>>>

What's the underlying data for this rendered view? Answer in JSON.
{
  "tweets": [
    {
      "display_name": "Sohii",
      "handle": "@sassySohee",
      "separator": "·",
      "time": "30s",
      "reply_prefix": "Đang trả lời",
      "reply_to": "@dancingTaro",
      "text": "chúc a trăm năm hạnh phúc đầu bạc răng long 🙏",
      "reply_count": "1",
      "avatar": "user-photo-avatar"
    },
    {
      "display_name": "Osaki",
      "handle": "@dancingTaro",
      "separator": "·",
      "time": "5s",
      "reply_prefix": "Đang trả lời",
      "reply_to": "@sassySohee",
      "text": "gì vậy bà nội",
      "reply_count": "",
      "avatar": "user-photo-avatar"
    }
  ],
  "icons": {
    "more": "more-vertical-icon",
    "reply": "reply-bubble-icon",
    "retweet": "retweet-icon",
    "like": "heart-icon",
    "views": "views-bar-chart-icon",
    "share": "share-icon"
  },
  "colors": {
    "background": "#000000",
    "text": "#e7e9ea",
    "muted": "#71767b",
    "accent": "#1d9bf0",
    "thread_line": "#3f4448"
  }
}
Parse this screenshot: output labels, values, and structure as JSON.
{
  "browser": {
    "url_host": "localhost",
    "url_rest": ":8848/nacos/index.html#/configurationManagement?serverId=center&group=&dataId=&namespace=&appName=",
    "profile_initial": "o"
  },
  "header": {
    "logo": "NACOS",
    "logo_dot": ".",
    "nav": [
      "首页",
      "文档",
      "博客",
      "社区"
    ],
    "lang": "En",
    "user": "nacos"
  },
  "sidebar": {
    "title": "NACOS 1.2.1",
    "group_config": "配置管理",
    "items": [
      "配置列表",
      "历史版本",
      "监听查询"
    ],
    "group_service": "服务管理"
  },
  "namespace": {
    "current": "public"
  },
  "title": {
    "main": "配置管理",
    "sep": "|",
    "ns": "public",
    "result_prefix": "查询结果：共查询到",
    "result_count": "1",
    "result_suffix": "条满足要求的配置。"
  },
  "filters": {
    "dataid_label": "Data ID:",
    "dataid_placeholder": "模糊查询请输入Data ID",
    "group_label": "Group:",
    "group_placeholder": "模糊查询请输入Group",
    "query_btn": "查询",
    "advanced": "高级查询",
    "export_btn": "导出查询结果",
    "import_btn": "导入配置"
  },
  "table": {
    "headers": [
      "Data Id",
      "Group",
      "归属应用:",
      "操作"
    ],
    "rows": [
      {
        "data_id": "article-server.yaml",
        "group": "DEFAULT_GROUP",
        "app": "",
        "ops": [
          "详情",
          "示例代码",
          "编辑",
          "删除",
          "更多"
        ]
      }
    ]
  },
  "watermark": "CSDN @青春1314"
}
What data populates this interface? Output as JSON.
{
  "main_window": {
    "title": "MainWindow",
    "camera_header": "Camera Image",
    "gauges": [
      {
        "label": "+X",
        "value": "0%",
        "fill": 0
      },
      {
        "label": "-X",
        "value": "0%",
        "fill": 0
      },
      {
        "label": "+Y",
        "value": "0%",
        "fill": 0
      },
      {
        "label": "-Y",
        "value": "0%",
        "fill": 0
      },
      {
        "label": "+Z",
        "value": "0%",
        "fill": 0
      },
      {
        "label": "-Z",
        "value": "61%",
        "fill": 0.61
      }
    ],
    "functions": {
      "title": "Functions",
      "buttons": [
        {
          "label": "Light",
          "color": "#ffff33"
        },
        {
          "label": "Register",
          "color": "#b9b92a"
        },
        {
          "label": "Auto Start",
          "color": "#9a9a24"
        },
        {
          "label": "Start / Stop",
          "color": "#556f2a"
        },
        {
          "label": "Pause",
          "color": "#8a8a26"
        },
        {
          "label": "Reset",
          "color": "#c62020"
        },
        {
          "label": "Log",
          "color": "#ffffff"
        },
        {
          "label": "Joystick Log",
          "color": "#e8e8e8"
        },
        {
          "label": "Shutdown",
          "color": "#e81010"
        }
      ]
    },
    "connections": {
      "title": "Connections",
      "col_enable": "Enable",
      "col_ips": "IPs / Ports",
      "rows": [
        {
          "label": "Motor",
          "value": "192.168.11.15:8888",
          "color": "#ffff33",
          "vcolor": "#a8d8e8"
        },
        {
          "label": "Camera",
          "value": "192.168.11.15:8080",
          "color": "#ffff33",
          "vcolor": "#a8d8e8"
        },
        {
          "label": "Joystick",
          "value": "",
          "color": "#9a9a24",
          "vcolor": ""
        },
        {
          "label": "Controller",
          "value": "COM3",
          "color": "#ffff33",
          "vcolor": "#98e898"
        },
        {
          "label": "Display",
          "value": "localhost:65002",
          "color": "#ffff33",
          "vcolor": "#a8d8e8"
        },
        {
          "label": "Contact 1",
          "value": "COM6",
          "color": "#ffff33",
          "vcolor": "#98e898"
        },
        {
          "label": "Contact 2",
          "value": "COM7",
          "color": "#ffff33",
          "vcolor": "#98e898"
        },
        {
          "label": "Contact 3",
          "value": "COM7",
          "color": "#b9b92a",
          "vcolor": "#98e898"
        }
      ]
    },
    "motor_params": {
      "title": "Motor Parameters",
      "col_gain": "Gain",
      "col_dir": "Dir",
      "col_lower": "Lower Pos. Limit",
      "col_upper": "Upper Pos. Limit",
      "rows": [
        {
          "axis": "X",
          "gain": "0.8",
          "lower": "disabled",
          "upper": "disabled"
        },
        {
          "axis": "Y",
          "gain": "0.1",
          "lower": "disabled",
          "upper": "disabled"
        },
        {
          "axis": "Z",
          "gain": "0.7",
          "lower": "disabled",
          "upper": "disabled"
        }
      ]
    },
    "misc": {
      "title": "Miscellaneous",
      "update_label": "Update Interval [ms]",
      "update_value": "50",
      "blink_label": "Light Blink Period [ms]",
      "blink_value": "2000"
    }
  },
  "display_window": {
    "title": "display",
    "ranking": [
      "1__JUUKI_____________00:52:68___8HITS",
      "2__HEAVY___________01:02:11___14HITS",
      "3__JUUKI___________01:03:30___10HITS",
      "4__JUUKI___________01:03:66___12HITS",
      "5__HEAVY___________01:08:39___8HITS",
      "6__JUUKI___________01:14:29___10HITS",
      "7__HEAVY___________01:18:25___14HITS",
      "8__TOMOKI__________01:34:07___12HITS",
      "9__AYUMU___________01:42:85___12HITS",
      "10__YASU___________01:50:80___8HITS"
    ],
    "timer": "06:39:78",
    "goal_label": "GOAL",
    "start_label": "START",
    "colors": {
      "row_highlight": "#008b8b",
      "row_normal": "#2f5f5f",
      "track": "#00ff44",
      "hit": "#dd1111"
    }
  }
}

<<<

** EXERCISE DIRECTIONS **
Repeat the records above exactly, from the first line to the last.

** ANSWER SPACE **
What's the underlying data for this rendered view? Answer in JSON.
{
  "tweets": [
    {
      "display_name": "Sohii",
      "handle": "@sassySohee",
      "separator": "·",
      "time": "30s",
      "reply_prefix": "Đang trả lời",
      "reply_to": "@dancingTaro",
      "text": "chúc a trăm năm hạnh phúc đầu bạc răng long 🙏",
      "reply_count": "1",
      "avatar": "user-photo-avatar"
    },
    {
      "display_name": "Osaki",
      "handle": "@dancingTaro",
      "separator": "·",
      "time": "5s",
      "reply_prefix": "Đang trả lời",
      "reply_to": "@sassySohee",
      "text": "gì vậy bà nội",
      "reply_count": "",
      "avatar": "user-photo-avatar"
    }
  ],
  "icons": {
    "more": "more-vertical-icon",
    "reply": "reply-bubble-icon",
    "retweet": "retweet-icon",
    "like": "heart-icon",
    "views": "views-bar-chart-icon",
    "share": "share-icon"
  },
  "colors": {
    "background": "#000000",
    "text": "#e7e9ea",
    "muted": "#71767b",
    "accent": "#1d9bf0",
    "thread_line": "#3f4448"
  }
}
Parse this screenshot: output labels, values, and structure as JSON.
{
  "browser": {
    "url_host": "localhost",
    "url_rest": ":8848/nacos/index.html#/configurationManagement?serverId=center&group=&dataId=&namespace=&appName=",
    "profile_initial": "o"
  },
  "header": {
    "logo": "NACOS",
    "logo_dot": ".",
    "nav": [
      "首页",
      "文档",
      "博客",
      "社区"
    ],
    "lang": "En",
    "user": "nacos"
  },
  "sidebar": {
    "title": "NACOS 1.2.1",
    "group_config": "配置管理",
    "items": [
      "配置列表",
      "历史版本",
      "监听查询"
    ],
    "group_service": "服务管理"
  },
  "namespace": {
    "current": "public"
  },
  "title": {
    "main": "配置管理",
    "sep": "|",
    "ns": "public",
    "result_prefix": "查询结果：共查询到",
    "result_count": "1",
    "result_suffix": "条满足要求的配置。"
  },
  "filters": {
    "dataid_label": "Data ID:",
    "dataid_placeholder": "模糊查询请输入Data ID",
    "group_label": "Group:",
    "group_placeholder": "模糊查询请输入Group",
    "query_btn": "查询",
    "advanced": "高级查询",
    "export_btn": "导出查询结果",
    "import_btn": "导入配置"
  },
  "table": {
    "headers": [
      "Data Id",
      "Group",
      "归属应用:",
      "操作"
    ],
    "rows": [
      {
        "data_id": "article-server.yaml",
        "group": "DEFAULT_GROUP",
        "app": "",
        "ops": [
          "详情",
          "示例代码",
          "编辑",
          "删除",
          "更多"
        ]
      }
    ]
  },
  "watermark": "CSDN @青春1314"
}
What data populates this interface? Output as JSON.
{
  "main_window": {
    "title": "MainWindow",
    "camera_header": "Camera Image",
    "gauges": [
      {
        "label": "+X",
        "value": "0%",
        "fill": 0
      },
      {
        "label": "-X",
        "value": "0%",
        "fill": 0
      },
      {
        "label": "+Y",
        "value": "0%",
        "fill": 0
      },
      {
        "label": "-Y",
        "value": "0%",
        "fill": 0
      },
      {
        "label": "+Z",
        "value": "0%",
        "fill": 0
      },
      {
        "label": "-Z",
        "value": "61%",
        "fill": 0.61
      }
    ],
    "functions": {
      "title": "Functions",
      "buttons": [
        {
          "label": "Light",
          "color": "#ffff33"
        },
        {
          "label": "Register",
          "color": "#b9b92a"
        },
        {
          "label": "Auto Start",
          "color": "#9a9a24"
        },
        {
          "label": "Start / Stop",
          "color": "#556f2a"
        },
        {
          "label": "Pause",
          "color": "#8a8a26"
        },
        {
          "label": "Reset",
          "color": "#c62020"
        },
        {
          "label": "Log",
          "color": "#ffffff"
        },
        {
          "label": "Joystick Log",
          "color": "#e8e8e8"
        },
        {
          "label": "Shutdown",
          "color": "#e81010"
        }
      ]
    },
    "connections": {
      "title": "Connections",
      "col_enable": "Enable",
      "col_ips": "IPs / Ports",
      "rows": [
        {
          "label": "Motor",
          "value": "192.168.11.15:8888",
          "color": "#ffff33",
          "vcolor": "#a8d8e8"
        },
        {
          "label": "Camera",
          "value": "192.168.11.15:8080",
          "color": "#ffff33",
          "vcolor": "#a8d8e8"
        },
        {
          "label": "Joystick",
          "value": "",
          "color": "#9a9a24",
          "vcolor": ""
        },
        {
          "label": "Controller",
          "value": "COM3",
          "color": "#ffff33",
          "vcolor": "#98e898"
        },
        {
          "label": "Display",
          "value": "localhost:65002",
          "color": "#ffff33",
          "vcolor": "#a8d8e8"
        },
        {
          "label": "Contact 1",
          "value": "COM6",
          "color": "#ffff33",
          "vcolor": "#98e898"
        },
        {
          "label": "Contact 2",
          "value": "COM7",
          "color": "#ffff33",
          "vcolor": "#98e898"
        },
        {
          "label": "Contact 3",
          "value": "COM7",
          "color": "#b9b92a",
          "vcolor": "#98e898"
        }
      ]
    },
    "motor_params": {
      "title": "Motor Parameters",
      "col_gain": "Gain",
      "col_dir": "Dir",
      "col_lower": "Lower Pos. Limit",
      "col_upper": "Upper Pos. Limit",
      "rows": [
        {
          "axis": "X",
          "gain": "0.8",
          "lower": "disabled",
          "upper": "disabled"
        },
        {
          "axis": "Y",
          "gain": "0.1",
          "lower": "disabled",
          "upper": "disabled"
        },
        {
          "axis": "Z",
          "gain": "0.7",
          "lower": "disabled",
          "upper": "disabled"
        }
      ]
    },
    "misc": {
      "title": "Miscellaneous",
      "update_label": "Update Interval [ms]",
      "update_value": "50",
      "blink_label": "Light Blink Period [ms]",
      "blink_value": "2000"
    }
  },
  "display_window": {
    "title": "display",
    "ranking": [
      "1__JUUKI_____________00:52:68___8HITS",
      "2__HEAVY___________01:02:11___14HITS",
      "3__JUUKI___________01:03:30___10HITS",
      "4__JUUKI___________01:03:66___12HITS",
      "5__HEAVY___________01:08:39___8HITS",
      "6__JUUKI___________01:14:29___10HITS",
      "7__HEAVY___________01:18:25___14HITS",
      "8__TOMOKI__________01:34:07___12HITS",
      "9__AYUMU___________01:42:85___12HITS",
      "10__YASU___________01:50:80___8HITS"
    ],
    "timer": "06:39:78",
    "goal_label": "GOAL",
    "start_label": "START",
    "colors": {
      "row_highlight": "#008b8b",
      "row_normal": "#2f5f5f",
      "track": "#00ff44",
      "hit": "#dd1111"
    }
  }
}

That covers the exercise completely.